- What is required
Go line by line through the entries below and count those containing the string "JSON"; give only the count.

Items from an interface collection
+++

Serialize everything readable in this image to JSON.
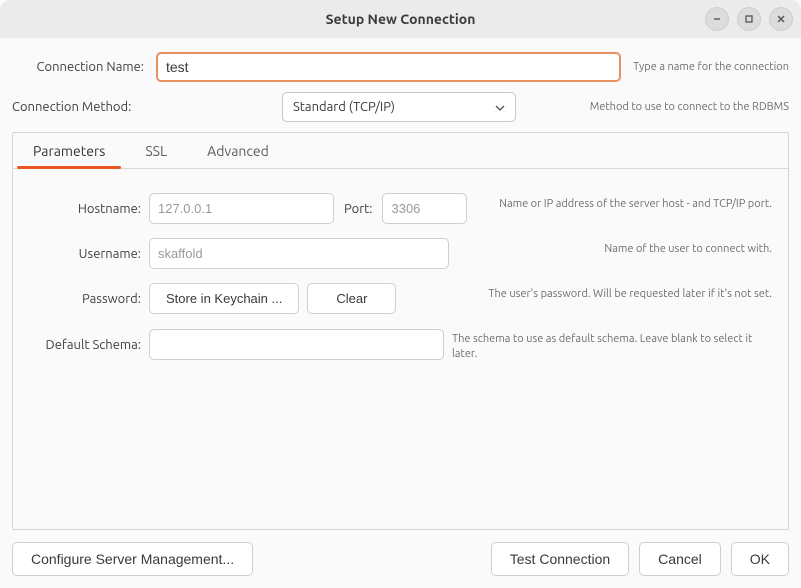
{
  "window": {
    "title": "Setup New Connection"
  },
  "header": {
    "connection_name_label": "Connection Name:",
    "connection_name_value": "test",
    "connection_name_hint": "Type a name for the connection",
    "connection_method_label": "Connection Method:",
    "connection_method_value": "Standard (TCP/IP)",
    "connection_method_hint": "Method to use to connect to the RDBMS"
  },
  "tabs": {
    "parameters": "Parameters",
    "ssl": "SSL",
    "advanced": "Advanced"
  },
  "form": {
    "hostname_label": "Hostname:",
    "hostname_value": "127.0.0.1",
    "port_label": "Port:",
    "port_value": "3306",
    "host_hint": "Name or IP address of the server host - and TCP/IP port.",
    "username_label": "Username:",
    "username_value": "skaffold",
    "username_hint": "Name of the user to connect with.",
    "password_label": "Password:",
    "password_store_btn": "Store in Keychain ...",
    "password_clear_btn": "Clear",
    "password_hint": "The user's password. Will be requested later if it's not set.",
    "schema_label": "Default Schema:",
    "schema_value": "",
    "schema_hint": "The schema to use as default schema. Leave blank to select it later."
  },
  "footer": {
    "configure_btn": "Configure Server Management...",
    "test_btn": "Test Connection",
    "cancel_btn": "Cancel",
    "ok_btn": "OK"
  }
}
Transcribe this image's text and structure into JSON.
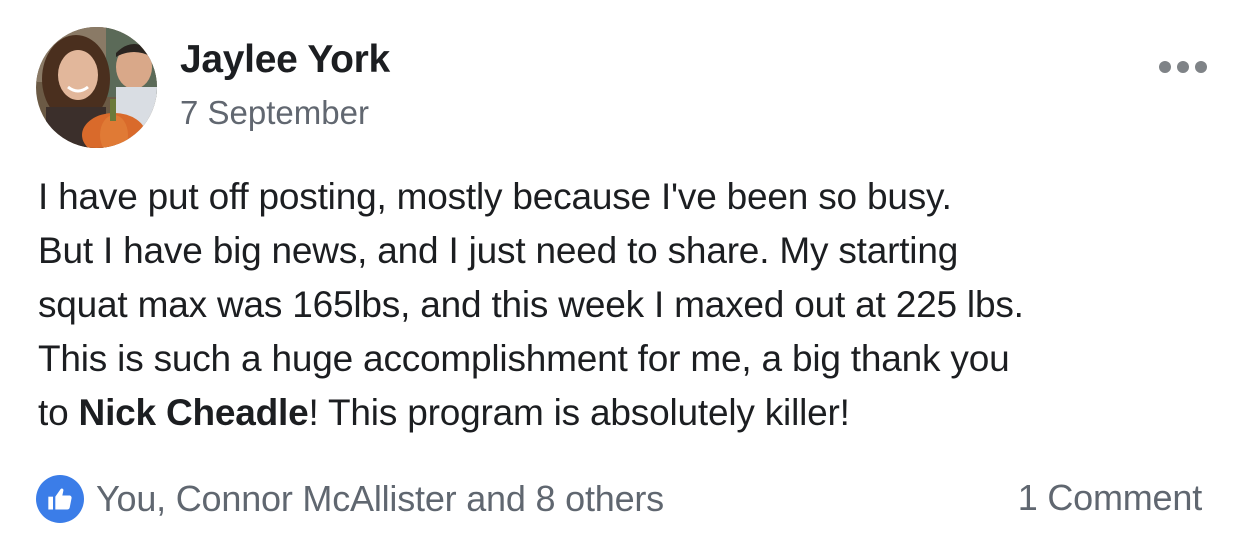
{
  "post": {
    "author": "Jaylee York",
    "date": "7 September",
    "more_icon": "more-horizontal-icon",
    "body_lines": [
      "I have put off posting, mostly because I've been so busy.",
      "But I have big news, and I just need to share. My starting",
      "squat max was 165lbs, and this week I maxed out at 225 lbs.",
      "This is such a huge accomplishment for me, a big thank you"
    ],
    "last_line": {
      "prefix": "to ",
      "mention": "Nick Cheadle",
      "suffix": "! This program is absolutely killer!"
    }
  },
  "footer": {
    "reaction_icon": "thumbs-up-icon",
    "reactions_text": "You, Connor McAllister and 8 others",
    "comments_text": "1 Comment"
  },
  "colors": {
    "like_blue": "#3b7de8",
    "secondary_text": "#606770",
    "primary_text": "#1c1e21"
  }
}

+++

- Output of the exercise
2